My two oldest boys go to school 45 minutes south of our house in a program that I’ve written about a few times called Sussya. It’s a magical place that places a great deal of emphasis on molding the boys into upstanding, thoughtful, generous people. At the same time, they teach the kids all about Jewish history and modern Zionism by exploring the Land.

This Friday, Yehuda’s weekly trip took them to Gush Etzion. So the evening before, each kid called his parents to tell them that the kids would be available to say hi for 15-20 minutes…and could we please bring some goodies. We’ve been doing this for two years already with Matan, so we know how to grab the moments when we get them and how to bring treats for the kids. But with Matan’s class, we have a Whatsapp group (of course) so that the parents who live in the Gush can coordinate what to bring and when.

We don’t have such a group with the new ninth graders, so I was in the dark about how much to buy…and of what. I bought enough treats for each kid to have one pastry and a cup of juice, and I certainly hoped that other parents would be bringing more treats. 

When we arrived, we were the first parents on the scene, and the kids quickly starting to gobble the goodies that we had brought. We were standing a bit away from the kids, talking to Yehuda’s teacher and I started to get nervous.

“Oy,” I said to Rav R. “I didn’t bring enough. And now the kids are going to be hungry.”

And in perfect fashion, he said, “No! It’s great that there isn’t enough."

I looked at him like he was crazy.

"Listen, Romi! This is how the kids learn to share. They look at the bourekas, and they realize there isn’t quite enough and they think about how to divide it up, and what to do. It’s perfect.”

As I stood there, obviously doubting what he was saying, Rav R. continued, “No really,” he said with a huge grin. “I love when there is only one candy left in the house and I give it to one of the kids. She has to look at it and figure out how to divide it with her sister. This is what life is all about.”

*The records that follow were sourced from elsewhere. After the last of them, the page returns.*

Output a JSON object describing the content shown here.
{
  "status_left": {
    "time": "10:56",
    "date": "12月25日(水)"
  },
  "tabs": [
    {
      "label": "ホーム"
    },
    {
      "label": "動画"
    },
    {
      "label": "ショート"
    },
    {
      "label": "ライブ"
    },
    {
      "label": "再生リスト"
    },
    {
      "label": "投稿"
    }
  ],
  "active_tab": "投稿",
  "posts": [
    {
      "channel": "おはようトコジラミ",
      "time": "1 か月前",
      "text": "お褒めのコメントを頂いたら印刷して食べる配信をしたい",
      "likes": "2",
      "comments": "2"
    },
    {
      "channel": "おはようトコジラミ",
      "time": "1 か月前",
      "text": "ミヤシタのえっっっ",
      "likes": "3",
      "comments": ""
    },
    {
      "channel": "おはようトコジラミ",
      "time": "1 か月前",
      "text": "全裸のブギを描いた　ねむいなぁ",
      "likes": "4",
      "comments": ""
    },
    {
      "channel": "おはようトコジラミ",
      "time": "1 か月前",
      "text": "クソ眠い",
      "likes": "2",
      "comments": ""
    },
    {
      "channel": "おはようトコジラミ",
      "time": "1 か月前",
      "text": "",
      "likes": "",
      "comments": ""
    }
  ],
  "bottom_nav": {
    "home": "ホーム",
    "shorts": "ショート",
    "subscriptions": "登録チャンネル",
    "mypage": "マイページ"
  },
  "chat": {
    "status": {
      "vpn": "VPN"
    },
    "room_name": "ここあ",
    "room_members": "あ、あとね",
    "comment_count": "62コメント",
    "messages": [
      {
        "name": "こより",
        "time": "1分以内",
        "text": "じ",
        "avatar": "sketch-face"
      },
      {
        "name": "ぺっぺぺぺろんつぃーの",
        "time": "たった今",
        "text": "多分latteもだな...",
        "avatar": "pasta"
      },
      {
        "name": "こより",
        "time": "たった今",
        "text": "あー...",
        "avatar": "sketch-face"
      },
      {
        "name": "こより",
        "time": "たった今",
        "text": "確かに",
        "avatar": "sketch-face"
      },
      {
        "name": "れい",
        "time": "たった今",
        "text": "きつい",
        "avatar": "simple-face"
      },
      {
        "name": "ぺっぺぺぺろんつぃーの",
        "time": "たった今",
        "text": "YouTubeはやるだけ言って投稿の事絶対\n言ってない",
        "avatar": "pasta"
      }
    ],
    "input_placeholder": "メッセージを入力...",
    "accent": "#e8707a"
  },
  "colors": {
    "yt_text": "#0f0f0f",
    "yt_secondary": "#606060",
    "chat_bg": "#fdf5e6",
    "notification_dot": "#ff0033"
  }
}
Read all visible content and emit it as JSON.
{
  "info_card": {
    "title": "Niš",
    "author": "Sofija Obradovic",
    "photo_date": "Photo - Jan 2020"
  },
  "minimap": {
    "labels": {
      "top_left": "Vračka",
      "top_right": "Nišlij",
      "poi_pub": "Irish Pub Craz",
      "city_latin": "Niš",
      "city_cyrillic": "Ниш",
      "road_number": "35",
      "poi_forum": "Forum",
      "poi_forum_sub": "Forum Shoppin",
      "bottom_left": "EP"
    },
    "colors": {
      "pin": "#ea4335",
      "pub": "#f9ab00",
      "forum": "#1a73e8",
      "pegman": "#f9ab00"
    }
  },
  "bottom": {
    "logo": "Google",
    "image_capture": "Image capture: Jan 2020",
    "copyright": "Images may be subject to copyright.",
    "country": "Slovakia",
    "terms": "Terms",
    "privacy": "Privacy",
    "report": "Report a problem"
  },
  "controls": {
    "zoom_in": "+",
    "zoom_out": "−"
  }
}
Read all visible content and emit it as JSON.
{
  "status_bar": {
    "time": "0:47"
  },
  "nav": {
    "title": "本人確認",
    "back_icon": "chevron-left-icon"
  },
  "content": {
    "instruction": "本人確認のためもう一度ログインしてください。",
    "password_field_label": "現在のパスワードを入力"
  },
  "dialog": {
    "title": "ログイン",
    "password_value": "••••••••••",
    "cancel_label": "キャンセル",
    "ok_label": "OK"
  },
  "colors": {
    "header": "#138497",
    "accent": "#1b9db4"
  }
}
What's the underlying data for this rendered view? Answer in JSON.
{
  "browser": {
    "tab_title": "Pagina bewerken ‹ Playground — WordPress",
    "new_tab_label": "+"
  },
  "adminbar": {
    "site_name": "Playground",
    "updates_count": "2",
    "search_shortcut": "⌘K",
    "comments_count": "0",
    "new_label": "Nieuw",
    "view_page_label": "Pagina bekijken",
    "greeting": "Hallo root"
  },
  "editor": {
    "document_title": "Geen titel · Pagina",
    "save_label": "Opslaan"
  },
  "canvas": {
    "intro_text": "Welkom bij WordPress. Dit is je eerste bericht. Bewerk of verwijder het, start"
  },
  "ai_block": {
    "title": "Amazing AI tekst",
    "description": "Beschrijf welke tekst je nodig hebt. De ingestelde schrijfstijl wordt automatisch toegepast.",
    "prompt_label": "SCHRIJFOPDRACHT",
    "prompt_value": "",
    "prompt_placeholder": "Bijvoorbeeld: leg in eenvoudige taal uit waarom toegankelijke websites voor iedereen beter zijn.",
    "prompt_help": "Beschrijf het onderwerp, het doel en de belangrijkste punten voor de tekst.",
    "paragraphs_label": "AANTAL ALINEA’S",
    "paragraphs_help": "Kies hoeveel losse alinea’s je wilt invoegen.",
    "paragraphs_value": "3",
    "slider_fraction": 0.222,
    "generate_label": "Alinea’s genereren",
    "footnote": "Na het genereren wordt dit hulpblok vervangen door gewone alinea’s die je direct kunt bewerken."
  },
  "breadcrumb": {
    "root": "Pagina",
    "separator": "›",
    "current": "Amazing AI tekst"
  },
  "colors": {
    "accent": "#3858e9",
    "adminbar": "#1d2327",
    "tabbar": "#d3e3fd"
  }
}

And then a few more parents showed up with goodies and he said, “See! They came just as the kids finished your treats. And now the new treats will taste even better to them since they had just a taste of yours. The timing is perfect.”

It’s incredibly humbling to be among people who have such good hearts and such positive attitudes. I notice a similar thought-process among many of the teachers in their school.

I have so many lessons to learn from an attitude like this one. And I can only marvel that these are the types of giants among whom, and from whom, I have my boys learning.

Lessons learned at the Lone Tree boureka stop.